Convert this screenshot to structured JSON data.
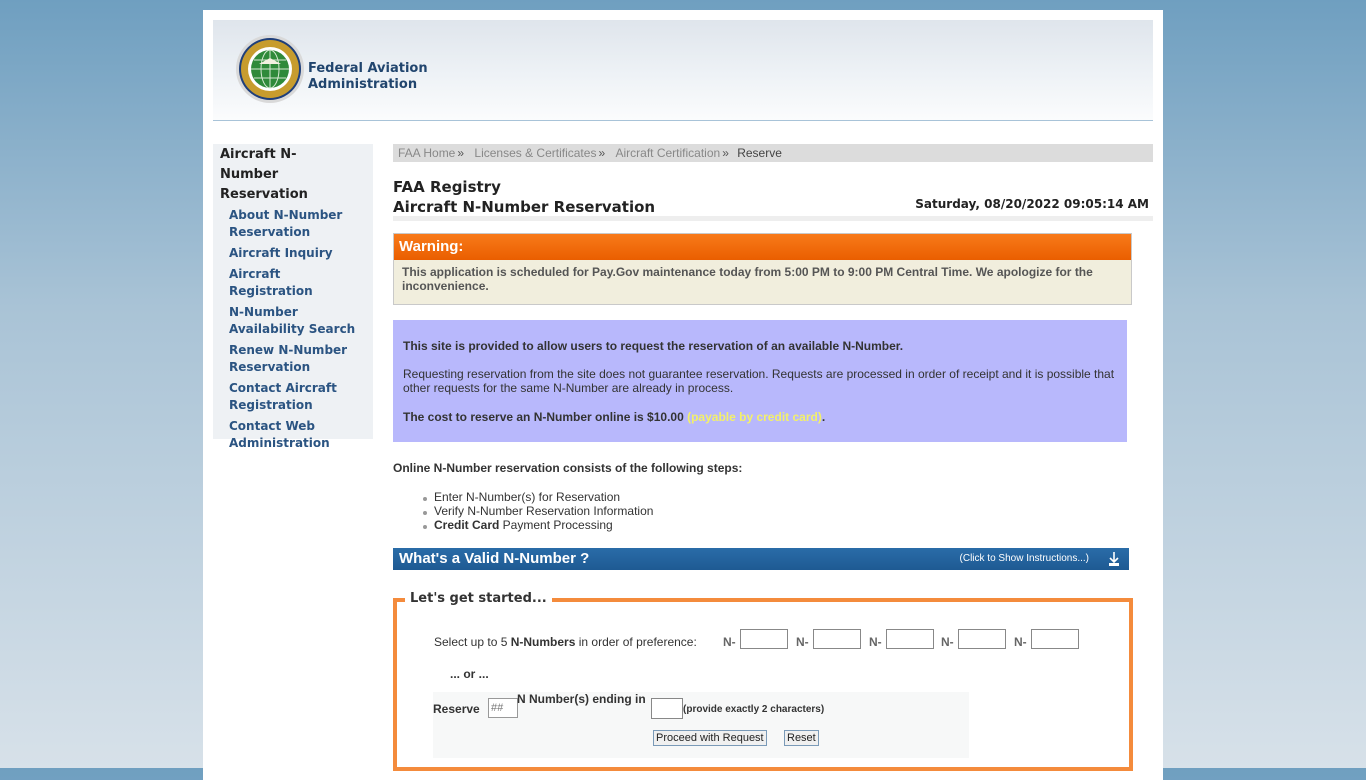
{
  "header": {
    "brand_line1": "Federal Aviation",
    "brand_line2": "Administration",
    "seal_icon": "faa-seal-icon"
  },
  "sidebar": {
    "title": "Aircraft N-Number Reservation",
    "items": [
      {
        "label": "About N-Number Reservation"
      },
      {
        "label": "Aircraft Inquiry"
      },
      {
        "label": "Aircraft Registration"
      },
      {
        "label": "N-Number Availability Search"
      },
      {
        "label": "Renew N-Number Reservation"
      },
      {
        "label": "Contact Aircraft Registration"
      },
      {
        "label": "Contact Web Administration"
      }
    ]
  },
  "breadcrumb": {
    "items": [
      "FAA Home",
      "Licenses & Certificates",
      "Aircraft Certification"
    ],
    "separator": "»",
    "current": "Reserve"
  },
  "titles": {
    "line1": "FAA Registry",
    "line2": "Aircraft N-Number Reservation",
    "datetime": "Saturday, 08/20/2022 09:05:14 AM"
  },
  "warning": {
    "title": "Warning:",
    "message": "This application is scheduled for Pay.Gov maintenance today from 5:00 PM to 9:00 PM Central Time. We apologize for the inconvenience."
  },
  "info": {
    "p1": "This site is provided to allow users to request the reservation of an available N-Number.",
    "p2": "Requesting reservation from the site does not guarantee reservation. Requests are processed in order of receipt and it is possible that other requests for the same N-Number are already in process.",
    "p3_prefix": "The cost to reserve an N-Number online is $10.00 ",
    "p3_link": "(payable by credit card)",
    "p3_suffix": "."
  },
  "steps": {
    "intro": "Online N-Number reservation consists of the following steps:",
    "items": [
      {
        "bold": "",
        "text": "Enter N-Number(s) for Reservation"
      },
      {
        "bold": "",
        "text": "Verify N-Number Reservation Information"
      },
      {
        "bold": "Credit Card",
        "text": " Payment Processing"
      }
    ]
  },
  "valid_bar": {
    "title": "What's a Valid N-Number ?",
    "hint": "(Click to Show Instructions...)"
  },
  "form": {
    "legend": "Let's get started...",
    "select_prefix": "Select up to 5 ",
    "select_bold": "N-Numbers",
    "select_suffix": " in order of preference:",
    "n_prefix": "N-",
    "n_inputs": [
      "",
      "",
      "",
      "",
      ""
    ],
    "or_text": "... or ...",
    "reserve_label": "Reserve",
    "count_placeholder": "##",
    "ending_label": "N Number(s) ending in",
    "ending_value": "",
    "ending_hint": "(provide exactly 2 characters)",
    "proceed_label": "Proceed with Request",
    "reset_label": "Reset"
  },
  "colors": {
    "warning_header": "#ea5e00",
    "info_bg": "#b8b8fc",
    "valid_bar": "#1e5a93",
    "form_border": "#f48b3c",
    "link_yellow": "#f3f06a"
  }
}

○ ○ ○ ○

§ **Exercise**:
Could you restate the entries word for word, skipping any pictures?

§ **Solution below**:
Convert this screenshot to structured JSON data.
{
  "header": {
    "brand_line1": "Federal Aviation",
    "brand_line2": "Administration",
    "seal_icon": "faa-seal-icon"
  },
  "sidebar": {
    "title": "Aircraft N-Number Reservation",
    "items": [
      {
        "label": "About N-Number Reservation"
      },
      {
        "label": "Aircraft Inquiry"
      },
      {
        "label": "Aircraft Registration"
      },
      {
        "label": "N-Number Availability Search"
      },
      {
        "label": "Renew N-Number Reservation"
      },
      {
        "label": "Contact Aircraft Registration"
      },
      {
        "label": "Contact Web Administration"
      }
    ]
  },
  "breadcrumb": {
    "items": [
      "FAA Home",
      "Licenses & Certificates",
      "Aircraft Certification"
    ],
    "separator": "»",
    "current": "Reserve"
  },
  "titles": {
    "line1": "FAA Registry",
    "line2": "Aircraft N-Number Reservation",
    "datetime": "Saturday, 08/20/2022 09:05:14 AM"
  },
  "warning": {
    "title": "Warning:",
    "message": "This application is scheduled for Pay.Gov maintenance today from 5:00 PM to 9:00 PM Central Time. We apologize for the inconvenience."
  },
  "info": {
    "p1": "This site is provided to allow users to request the reservation of an available N-Number.",
    "p2": "Requesting reservation from the site does not guarantee reservation. Requests are processed in order of receipt and it is possible that other requests for the same N-Number are already in process.",
    "p3_prefix": "The cost to reserve an N-Number online is $10.00 ",
    "p3_link": "(payable by credit card)",
    "p3_suffix": "."
  },
  "steps": {
    "intro": "Online N-Number reservation consists of the following steps:",
    "items": [
      {
        "bold": "",
        "text": "Enter N-Number(s) for Reservation"
      },
      {
        "bold": "",
        "text": "Verify N-Number Reservation Information"
      },
      {
        "bold": "Credit Card",
        "text": " Payment Processing"
      }
    ]
  },
  "valid_bar": {
    "title": "What's a Valid N-Number ?",
    "hint": "(Click to Show Instructions...)"
  },
  "form": {
    "legend": "Let's get started...",
    "select_prefix": "Select up to 5 ",
    "select_bold": "N-Numbers",
    "select_suffix": " in order of preference:",
    "n_prefix": "N-",
    "n_inputs": [
      "",
      "",
      "",
      "",
      ""
    ],
    "or_text": "... or ...",
    "reserve_label": "Reserve",
    "count_placeholder": "##",
    "ending_label": "N Number(s) ending in",
    "ending_value": "",
    "ending_hint": "(provide exactly 2 characters)",
    "proceed_label": "Proceed with Request",
    "reset_label": "Reset"
  },
  "colors": {
    "warning_header": "#ea5e00",
    "info_bg": "#b8b8fc",
    "valid_bar": "#1e5a93",
    "form_border": "#f48b3c",
    "link_yellow": "#f3f06a"
  }
}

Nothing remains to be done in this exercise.